> [Prompt] The answer must be every line from the entries below that contains "JSON".

> [Data records]
========================================

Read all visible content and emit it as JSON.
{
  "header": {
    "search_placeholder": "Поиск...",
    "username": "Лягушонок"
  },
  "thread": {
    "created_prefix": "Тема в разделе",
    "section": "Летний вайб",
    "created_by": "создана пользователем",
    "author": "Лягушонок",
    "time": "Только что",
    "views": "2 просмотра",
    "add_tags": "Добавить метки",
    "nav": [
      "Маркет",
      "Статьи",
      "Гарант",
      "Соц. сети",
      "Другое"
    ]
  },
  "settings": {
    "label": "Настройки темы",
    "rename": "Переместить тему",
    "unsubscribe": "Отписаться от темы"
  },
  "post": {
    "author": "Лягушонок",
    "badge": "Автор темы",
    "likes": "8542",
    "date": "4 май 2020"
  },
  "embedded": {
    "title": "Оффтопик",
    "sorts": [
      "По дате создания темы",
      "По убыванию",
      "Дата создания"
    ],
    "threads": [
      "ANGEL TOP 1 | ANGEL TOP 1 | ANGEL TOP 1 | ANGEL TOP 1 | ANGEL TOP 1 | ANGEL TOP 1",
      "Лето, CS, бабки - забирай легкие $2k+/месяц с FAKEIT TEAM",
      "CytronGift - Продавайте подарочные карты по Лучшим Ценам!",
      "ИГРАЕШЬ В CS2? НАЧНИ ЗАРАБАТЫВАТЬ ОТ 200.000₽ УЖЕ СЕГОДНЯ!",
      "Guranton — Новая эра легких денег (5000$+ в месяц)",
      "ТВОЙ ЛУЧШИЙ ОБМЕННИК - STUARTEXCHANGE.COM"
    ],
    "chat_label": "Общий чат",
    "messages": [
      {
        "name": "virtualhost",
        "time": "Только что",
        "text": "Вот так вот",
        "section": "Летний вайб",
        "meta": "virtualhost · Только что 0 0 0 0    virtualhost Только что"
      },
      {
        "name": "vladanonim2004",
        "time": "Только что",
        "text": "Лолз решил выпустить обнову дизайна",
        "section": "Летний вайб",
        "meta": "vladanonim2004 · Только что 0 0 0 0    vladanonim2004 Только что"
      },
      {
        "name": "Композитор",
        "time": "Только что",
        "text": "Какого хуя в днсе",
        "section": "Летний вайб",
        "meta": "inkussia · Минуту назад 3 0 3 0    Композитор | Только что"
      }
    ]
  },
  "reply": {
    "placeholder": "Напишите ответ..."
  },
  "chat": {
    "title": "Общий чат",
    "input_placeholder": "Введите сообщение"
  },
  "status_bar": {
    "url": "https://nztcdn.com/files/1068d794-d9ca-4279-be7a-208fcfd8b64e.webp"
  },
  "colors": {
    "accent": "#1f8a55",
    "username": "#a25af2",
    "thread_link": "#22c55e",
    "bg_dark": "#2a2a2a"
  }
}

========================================

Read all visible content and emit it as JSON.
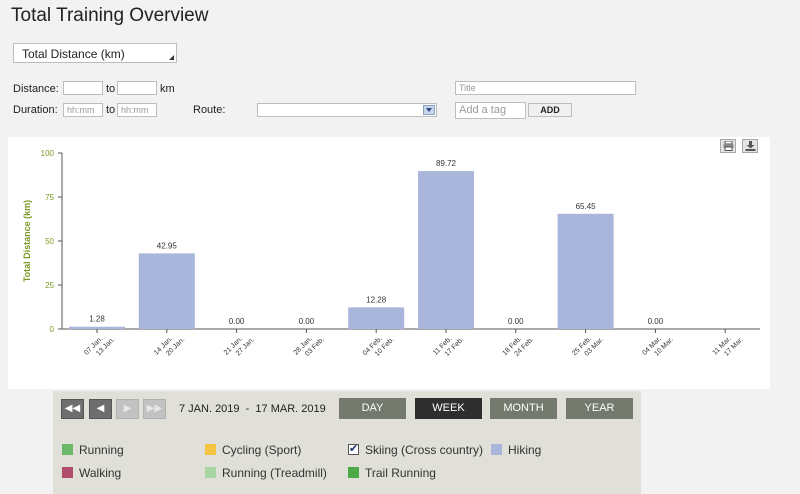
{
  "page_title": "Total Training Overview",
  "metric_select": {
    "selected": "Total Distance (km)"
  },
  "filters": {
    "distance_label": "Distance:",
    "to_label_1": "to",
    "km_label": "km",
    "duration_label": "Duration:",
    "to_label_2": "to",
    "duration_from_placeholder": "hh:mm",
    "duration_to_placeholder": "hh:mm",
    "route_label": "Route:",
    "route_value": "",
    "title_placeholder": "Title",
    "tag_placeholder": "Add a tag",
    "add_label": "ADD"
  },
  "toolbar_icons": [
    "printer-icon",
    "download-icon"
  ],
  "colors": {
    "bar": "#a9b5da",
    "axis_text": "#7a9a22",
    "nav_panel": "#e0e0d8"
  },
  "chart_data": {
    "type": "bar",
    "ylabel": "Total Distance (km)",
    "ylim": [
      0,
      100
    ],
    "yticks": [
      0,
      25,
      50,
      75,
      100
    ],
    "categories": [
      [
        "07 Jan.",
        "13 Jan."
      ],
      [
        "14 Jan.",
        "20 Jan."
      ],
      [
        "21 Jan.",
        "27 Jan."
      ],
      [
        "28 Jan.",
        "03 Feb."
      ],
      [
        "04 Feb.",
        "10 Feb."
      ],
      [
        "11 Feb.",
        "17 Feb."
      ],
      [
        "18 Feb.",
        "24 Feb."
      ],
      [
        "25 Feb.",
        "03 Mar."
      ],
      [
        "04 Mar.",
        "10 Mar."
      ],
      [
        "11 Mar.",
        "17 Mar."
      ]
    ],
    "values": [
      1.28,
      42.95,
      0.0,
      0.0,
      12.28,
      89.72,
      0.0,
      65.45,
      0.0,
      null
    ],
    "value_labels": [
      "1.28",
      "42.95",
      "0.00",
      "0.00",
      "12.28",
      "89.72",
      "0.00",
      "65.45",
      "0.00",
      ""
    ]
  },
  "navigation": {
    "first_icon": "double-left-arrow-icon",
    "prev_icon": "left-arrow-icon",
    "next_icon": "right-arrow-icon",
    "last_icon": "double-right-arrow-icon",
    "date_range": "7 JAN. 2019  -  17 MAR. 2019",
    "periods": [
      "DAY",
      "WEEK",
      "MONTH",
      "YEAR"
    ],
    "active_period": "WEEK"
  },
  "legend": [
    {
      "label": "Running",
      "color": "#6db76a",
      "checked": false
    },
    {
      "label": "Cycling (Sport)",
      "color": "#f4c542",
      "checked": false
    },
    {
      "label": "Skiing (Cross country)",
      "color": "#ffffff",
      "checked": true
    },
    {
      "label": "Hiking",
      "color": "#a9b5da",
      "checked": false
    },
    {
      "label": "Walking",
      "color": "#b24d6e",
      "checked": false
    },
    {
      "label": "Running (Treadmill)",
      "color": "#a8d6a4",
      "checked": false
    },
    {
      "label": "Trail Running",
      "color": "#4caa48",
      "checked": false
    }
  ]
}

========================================

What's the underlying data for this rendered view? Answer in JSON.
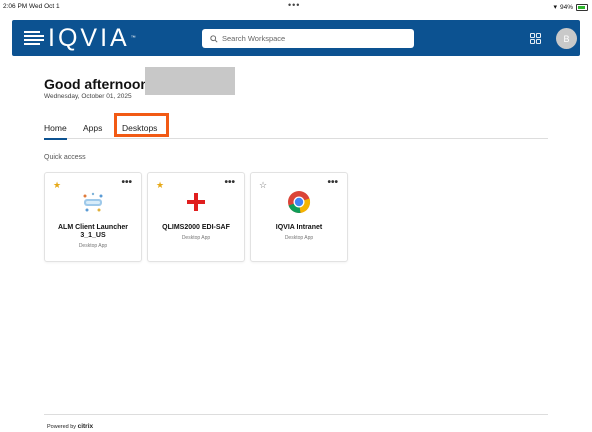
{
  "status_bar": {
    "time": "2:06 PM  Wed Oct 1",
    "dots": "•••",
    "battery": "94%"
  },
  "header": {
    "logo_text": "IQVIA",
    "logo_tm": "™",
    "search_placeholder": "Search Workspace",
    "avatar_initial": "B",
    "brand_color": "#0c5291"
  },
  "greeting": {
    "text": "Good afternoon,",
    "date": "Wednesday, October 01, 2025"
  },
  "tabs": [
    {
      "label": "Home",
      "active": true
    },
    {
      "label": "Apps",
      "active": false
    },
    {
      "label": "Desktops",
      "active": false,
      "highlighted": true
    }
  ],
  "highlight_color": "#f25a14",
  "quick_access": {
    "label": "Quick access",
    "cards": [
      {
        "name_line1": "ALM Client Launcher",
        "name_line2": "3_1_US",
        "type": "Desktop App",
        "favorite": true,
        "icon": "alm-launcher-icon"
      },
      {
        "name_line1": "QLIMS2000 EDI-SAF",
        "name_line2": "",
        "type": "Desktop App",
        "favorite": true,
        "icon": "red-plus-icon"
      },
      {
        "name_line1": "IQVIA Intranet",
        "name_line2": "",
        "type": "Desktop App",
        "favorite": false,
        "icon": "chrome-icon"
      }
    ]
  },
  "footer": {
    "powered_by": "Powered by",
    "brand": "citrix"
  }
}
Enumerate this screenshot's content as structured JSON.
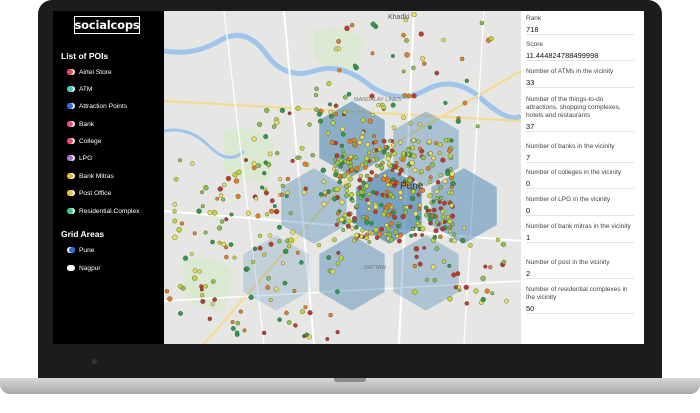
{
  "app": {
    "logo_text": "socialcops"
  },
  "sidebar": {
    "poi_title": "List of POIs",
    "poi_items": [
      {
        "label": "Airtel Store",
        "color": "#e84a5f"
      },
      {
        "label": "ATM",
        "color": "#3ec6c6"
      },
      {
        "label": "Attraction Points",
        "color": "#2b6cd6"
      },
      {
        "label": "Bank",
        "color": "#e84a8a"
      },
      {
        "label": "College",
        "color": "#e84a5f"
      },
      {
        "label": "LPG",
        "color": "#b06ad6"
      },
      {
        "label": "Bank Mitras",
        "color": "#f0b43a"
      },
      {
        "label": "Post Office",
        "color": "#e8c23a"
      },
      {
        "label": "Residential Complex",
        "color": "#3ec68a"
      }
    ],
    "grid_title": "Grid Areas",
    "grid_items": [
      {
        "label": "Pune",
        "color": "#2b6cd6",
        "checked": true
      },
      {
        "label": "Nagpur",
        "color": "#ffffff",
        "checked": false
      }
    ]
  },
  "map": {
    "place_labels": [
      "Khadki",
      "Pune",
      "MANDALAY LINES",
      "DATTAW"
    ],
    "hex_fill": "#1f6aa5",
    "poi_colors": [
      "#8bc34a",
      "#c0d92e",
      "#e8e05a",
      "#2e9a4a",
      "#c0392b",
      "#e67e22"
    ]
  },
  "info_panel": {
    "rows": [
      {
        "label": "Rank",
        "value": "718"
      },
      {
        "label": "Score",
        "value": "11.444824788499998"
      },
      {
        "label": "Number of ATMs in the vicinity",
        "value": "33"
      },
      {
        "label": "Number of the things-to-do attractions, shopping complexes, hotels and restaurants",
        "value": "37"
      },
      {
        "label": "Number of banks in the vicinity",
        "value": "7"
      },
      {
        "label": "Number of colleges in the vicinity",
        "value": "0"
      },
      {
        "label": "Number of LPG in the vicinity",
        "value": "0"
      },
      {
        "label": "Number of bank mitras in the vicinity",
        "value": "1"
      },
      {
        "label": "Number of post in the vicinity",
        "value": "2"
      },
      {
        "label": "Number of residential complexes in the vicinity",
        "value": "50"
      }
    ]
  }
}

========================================

> [Output below]
Read all visible content and emit it as JSON.
Read all visible content and emit it as JSON.
What's the underlying data for this rendered view? Answer in JSON.
Enumerate this screenshot's content as structured JSON.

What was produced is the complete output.